Week In News: Romney Wins Energize Campaign
JACKI LYDEN, HOST:
It's WEEKENDS on ALL THINGS CONSIDERED. I'm Jacki Lyden.
(SOUNDBITE OF RADIO SHOW, "THE RUSH LIMBAUGH SHOW")
RUSH LIMBAUGH: What does it say about the college coed Susan Fluke, who goes before a congressional committee and essential says that she must be paid to have sex? What does that make her? That makes her a slut, right? Makes her a prostitute.
LYDEN: Conservative commentator Rush Limbaugh caused national outrage this week with several comments he made about Sandra Fluke, a Georgetown law student who testified in favor of mandatory employer health coverage of contraception. The comments caused such a furor that President Obama personally reached out to Fluke yesterday. And just this evening, Limbaugh issued an apology, saying, my choice of words was not the best. And in the attempt to be humorous, I created a national stir. I sincerely apologize to Ms. Fluke for the insulting word choices.
I spoke earlier with Chicago Tribune columnist Clarence Page, who said the controversy has put Republicans in an uncomfortable position.
CLARENCE PAGE: There's new pressure now, and it trivializes a very serious issue to many folks out there, women's health, as well as the religious freedom issue, et cetera. It has now become the kind of an issue that the Republican candidates are being asked about and the - what John Boehner, Speaker of the House - 75 Democrats has signed a letter calling on him to condemn Limbaugh.

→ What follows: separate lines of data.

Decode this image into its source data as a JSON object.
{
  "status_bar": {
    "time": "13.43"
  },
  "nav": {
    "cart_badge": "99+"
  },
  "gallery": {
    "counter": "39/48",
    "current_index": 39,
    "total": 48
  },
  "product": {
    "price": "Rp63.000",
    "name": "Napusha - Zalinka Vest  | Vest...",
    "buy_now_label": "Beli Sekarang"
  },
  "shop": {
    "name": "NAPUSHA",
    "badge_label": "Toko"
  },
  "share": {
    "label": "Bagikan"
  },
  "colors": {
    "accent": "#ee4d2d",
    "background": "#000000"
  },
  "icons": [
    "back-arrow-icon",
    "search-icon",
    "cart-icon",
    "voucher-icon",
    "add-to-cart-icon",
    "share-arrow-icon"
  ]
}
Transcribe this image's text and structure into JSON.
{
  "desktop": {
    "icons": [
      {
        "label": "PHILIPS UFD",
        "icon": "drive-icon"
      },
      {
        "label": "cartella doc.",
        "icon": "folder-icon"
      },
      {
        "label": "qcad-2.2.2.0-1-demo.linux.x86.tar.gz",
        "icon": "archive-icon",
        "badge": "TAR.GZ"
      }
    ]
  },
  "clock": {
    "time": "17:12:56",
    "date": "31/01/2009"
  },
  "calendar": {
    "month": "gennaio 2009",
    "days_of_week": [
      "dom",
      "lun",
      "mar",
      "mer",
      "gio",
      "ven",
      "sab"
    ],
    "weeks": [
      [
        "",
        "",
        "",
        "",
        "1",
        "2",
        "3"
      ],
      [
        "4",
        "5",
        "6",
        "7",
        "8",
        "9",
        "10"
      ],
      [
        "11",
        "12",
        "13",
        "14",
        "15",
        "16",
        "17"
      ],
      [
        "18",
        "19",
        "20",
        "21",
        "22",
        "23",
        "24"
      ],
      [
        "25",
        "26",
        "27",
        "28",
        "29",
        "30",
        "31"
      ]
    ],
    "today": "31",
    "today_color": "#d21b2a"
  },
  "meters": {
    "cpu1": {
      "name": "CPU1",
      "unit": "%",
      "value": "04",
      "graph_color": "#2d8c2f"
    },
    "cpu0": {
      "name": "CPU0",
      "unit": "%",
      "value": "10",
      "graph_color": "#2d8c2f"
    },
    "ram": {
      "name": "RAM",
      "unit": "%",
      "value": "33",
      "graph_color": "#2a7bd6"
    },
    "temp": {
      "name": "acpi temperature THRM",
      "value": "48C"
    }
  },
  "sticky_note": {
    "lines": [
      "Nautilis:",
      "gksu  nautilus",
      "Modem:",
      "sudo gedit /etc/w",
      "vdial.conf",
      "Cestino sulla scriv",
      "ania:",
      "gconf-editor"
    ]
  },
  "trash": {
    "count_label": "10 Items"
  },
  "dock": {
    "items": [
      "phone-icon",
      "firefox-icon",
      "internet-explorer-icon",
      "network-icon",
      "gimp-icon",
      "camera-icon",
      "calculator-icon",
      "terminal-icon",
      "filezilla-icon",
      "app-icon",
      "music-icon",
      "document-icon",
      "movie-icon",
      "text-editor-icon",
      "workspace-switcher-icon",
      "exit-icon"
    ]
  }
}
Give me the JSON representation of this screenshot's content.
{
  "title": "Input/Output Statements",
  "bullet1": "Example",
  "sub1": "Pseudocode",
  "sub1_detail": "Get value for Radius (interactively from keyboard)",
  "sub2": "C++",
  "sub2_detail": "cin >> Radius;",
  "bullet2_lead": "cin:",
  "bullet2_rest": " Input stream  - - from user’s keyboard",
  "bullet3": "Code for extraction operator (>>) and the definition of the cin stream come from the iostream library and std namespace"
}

And as one commentator said, there's - now, the new test of political correctness on the Republican side is how hard can you come out against Rush Limbaugh.

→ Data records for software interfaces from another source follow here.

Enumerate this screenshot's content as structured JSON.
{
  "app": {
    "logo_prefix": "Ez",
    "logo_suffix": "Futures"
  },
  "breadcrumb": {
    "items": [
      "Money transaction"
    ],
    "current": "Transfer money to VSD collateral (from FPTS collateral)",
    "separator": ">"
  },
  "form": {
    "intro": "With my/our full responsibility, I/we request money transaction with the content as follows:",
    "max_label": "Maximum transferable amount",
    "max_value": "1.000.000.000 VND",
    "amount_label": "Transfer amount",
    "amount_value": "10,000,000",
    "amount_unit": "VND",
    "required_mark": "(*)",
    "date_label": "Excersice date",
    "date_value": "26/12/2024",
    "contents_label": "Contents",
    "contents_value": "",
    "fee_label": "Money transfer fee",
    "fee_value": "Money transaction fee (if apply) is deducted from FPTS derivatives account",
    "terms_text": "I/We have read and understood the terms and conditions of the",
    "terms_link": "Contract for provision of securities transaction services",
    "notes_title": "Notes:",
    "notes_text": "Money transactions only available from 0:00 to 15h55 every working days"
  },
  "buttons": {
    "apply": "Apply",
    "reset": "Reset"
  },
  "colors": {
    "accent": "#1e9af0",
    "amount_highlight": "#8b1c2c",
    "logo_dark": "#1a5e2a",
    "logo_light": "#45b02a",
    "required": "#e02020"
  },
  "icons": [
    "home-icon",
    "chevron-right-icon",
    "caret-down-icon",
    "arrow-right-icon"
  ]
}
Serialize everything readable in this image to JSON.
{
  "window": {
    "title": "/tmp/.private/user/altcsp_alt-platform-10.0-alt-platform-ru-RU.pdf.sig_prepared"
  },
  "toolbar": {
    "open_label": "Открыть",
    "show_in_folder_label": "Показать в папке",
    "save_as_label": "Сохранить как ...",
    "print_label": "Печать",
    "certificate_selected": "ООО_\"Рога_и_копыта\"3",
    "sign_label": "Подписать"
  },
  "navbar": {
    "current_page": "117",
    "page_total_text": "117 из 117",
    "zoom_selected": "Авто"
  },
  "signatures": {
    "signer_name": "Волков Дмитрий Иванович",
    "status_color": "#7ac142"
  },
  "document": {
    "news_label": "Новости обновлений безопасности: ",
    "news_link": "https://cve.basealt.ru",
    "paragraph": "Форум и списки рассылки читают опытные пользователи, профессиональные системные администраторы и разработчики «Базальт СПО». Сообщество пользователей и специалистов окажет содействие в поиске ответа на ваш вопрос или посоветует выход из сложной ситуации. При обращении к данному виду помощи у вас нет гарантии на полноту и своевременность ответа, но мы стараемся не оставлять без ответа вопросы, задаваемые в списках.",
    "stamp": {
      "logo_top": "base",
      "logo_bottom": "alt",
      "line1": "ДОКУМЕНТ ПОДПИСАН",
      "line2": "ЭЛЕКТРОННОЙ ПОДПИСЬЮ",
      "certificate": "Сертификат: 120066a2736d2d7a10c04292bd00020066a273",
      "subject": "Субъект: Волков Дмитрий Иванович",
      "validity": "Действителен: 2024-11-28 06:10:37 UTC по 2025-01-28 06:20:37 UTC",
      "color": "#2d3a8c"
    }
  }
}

LYDEN: Let's turn to the upcoming primary, Super Tuesday. This week, we watched the Republican primaries in both Michigan and Arizona. Romney, of course, won both with just a slight edge in Michigan, his home state. Now, Clarence, Romney has a significant lead in the delegate count. Why is he still not seen as the clear front-runner?
PAGE: Because he doesn't have that clear lead as far as the votes are concerned. He's had a difficult time trying to consolidate enough votes out there to clinch the nomination or even to win a majority in the individual states that he has won.

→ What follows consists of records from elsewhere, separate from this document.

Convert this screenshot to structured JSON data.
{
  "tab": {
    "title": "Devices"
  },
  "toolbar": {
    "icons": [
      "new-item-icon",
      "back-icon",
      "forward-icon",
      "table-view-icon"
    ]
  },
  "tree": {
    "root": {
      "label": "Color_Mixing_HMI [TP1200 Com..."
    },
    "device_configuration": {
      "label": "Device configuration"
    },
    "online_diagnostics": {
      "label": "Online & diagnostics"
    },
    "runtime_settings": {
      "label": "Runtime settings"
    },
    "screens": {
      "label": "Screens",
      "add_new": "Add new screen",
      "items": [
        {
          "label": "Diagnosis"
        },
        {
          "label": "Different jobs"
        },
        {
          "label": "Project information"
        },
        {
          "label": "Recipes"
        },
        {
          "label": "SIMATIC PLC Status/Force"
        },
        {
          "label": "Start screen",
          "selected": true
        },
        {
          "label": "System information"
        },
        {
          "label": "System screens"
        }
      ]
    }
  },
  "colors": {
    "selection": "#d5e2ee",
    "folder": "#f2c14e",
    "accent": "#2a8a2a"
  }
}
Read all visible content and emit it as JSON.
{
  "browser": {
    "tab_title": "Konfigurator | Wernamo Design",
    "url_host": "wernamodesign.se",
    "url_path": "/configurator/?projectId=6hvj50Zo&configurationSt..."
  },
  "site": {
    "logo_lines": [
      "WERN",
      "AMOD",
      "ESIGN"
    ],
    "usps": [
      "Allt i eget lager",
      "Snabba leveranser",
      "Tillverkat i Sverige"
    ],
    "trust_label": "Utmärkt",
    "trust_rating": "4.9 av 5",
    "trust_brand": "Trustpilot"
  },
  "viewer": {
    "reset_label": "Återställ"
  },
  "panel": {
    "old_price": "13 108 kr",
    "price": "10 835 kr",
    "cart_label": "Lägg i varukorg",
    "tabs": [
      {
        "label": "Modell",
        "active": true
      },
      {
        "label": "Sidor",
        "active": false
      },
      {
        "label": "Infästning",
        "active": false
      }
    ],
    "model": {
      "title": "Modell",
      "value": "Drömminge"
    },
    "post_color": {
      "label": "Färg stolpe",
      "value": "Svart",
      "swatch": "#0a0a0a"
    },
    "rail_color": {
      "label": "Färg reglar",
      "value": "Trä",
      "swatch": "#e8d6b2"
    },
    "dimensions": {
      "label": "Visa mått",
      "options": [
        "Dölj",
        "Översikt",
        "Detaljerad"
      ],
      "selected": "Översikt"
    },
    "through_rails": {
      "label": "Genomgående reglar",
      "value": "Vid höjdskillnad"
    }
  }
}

LYDEN: Clarence, you write and talk about Ohio, of course, tomorrow, when we look ahead Super Tuesday on the show. But the state is so key it might as well be called Super Ohio Tuesday.
LYDEN: Why is Ohio so much in the forefront?
PAGE: Well, first of all, as they say, every Republican map to Washington goes through Ohio. That's one of those states that's a real must-win. It's also very similar to Michigan, which we just saw last week. It's a real good debate platform for how do you bring (unintelligible) back to the old Rust Belt. And Ohio once had a quite upset the way their economy has been going. They have gone back and forth between the Republicans and Democrats in the recent elections.
And right now, President Obama's auto bailout, as it's called, has helped northern Ohio because a lot have got - those Detroit industries. They're cars, tires, et cetera, come out of northern Ohio. So to some degree, President Obama is looking better in Ohio than the Republican leaders are.
LYDEN: I want to turn to the White House and foreign policy. President Obama meets with Israeli Prime Minister Benjamin Netanyahu at the White House on Monday, and he has warned Israelis that they'll only make a bad situation worse if they move preemptively against Iran. He's also taken a hard-line stance against Iran, saying, the U.S. will use military force, if need be, to prevent Iran from developing a bomb. He's not bluffing. Clarence, what message is the president trying to send here?
PAGE: That last one you mentioned that he's not bluffing, that really moves football down the field considerably as far as toughening up his stance, moving him closer to what Benjamin Netanyahu would like to see and what many other supporters of Israel would like to see. At the same time, he's trying to be evenhanded here. He's putting a pressure on both Iran and on Israel. And this plays into the election campaign this year, too, because he's gotten a lot of pressure from supporters of Israel as to why he hasn't been to Israel, why he hasn't done more.
LYDEN: That's Clarence Page. He's a columnist for the Chicago Tribune. Clarence, thanks for coming in.
PAGE: Thank you.
NPR transcripts are created on a rush deadline by a contractor for NPR, and accuracy and availability may vary. This text may not be in its final form and may be updated or revised in the future. Please be aware that the authoritative record of NPR’s programming is the audio.